Your goal:
All lines of the entries with "OpenSea" in them must be listed.

Dataset rows describing interfaces:
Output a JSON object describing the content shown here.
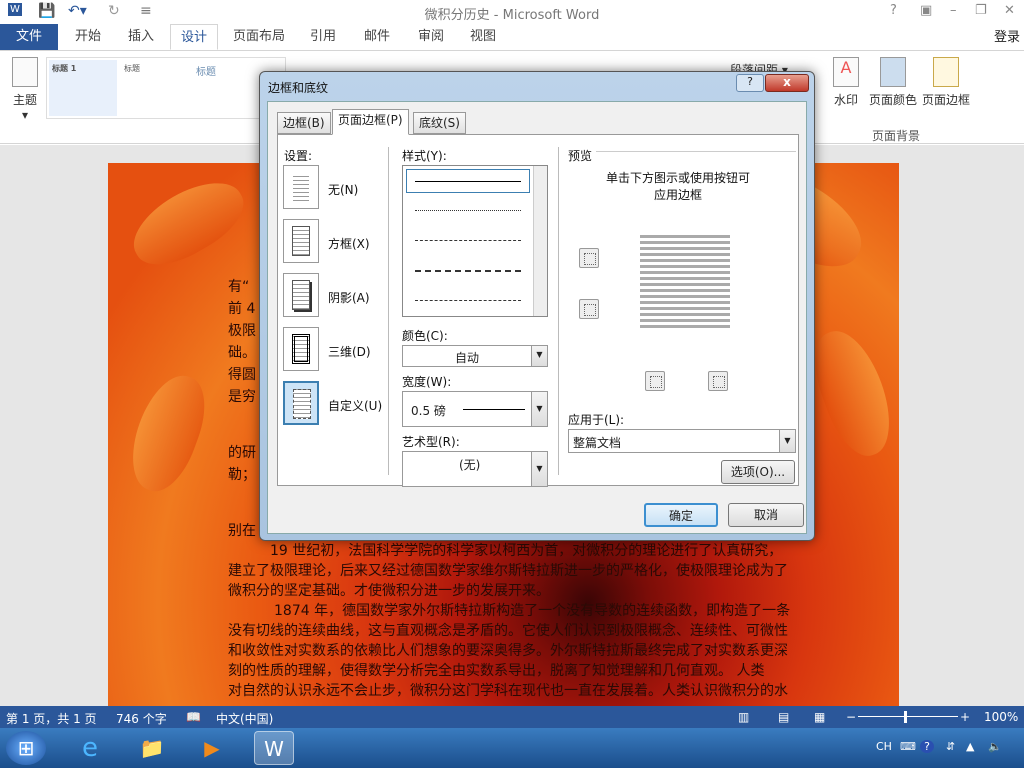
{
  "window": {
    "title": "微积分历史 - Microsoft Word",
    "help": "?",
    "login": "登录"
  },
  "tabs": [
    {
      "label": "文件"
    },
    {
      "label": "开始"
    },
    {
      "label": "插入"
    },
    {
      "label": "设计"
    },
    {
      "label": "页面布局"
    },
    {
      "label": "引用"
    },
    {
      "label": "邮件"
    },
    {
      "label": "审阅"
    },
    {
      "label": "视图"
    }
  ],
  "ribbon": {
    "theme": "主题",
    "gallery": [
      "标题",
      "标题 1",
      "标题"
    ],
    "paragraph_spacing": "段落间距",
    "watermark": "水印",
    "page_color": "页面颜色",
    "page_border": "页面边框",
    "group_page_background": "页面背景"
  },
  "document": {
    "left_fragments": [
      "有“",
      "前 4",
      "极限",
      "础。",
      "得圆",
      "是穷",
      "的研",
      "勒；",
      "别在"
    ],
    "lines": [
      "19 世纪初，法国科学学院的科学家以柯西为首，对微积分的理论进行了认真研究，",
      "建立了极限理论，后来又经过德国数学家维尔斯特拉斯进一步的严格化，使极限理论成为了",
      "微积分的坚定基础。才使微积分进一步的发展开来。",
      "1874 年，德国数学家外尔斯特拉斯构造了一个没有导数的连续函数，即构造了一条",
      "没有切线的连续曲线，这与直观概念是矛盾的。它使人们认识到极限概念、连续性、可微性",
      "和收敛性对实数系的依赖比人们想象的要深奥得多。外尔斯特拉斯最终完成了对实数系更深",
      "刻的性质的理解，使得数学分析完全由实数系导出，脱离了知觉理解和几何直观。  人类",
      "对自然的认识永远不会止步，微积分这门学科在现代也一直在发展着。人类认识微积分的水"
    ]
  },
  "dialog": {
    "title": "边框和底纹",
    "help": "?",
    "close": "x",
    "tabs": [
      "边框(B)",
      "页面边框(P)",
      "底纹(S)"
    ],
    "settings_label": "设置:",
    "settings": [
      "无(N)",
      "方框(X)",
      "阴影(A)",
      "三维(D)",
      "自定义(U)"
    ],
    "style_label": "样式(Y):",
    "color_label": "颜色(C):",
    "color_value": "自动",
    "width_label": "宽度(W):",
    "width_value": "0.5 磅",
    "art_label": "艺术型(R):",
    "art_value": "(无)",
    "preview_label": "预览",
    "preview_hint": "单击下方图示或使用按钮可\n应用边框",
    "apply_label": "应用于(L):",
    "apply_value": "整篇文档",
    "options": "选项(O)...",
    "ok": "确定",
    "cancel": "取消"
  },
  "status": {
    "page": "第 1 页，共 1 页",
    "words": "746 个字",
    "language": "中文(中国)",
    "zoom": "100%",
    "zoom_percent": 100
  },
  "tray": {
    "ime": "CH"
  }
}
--
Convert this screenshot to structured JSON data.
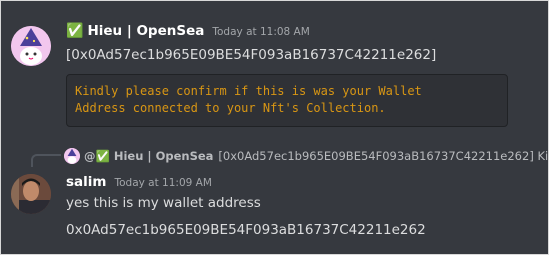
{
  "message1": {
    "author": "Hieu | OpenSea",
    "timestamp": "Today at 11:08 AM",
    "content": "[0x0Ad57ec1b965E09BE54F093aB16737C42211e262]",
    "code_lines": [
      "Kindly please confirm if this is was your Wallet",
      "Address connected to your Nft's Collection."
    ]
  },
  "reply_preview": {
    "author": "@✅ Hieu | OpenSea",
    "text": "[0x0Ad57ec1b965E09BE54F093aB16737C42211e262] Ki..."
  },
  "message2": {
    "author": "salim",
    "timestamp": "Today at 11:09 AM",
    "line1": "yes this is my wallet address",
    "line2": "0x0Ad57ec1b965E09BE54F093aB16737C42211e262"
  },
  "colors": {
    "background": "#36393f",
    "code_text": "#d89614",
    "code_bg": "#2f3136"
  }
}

Task output:
    "author": "Hieu | OpenSea",
    "author": "@✅ Hieu | OpenSea",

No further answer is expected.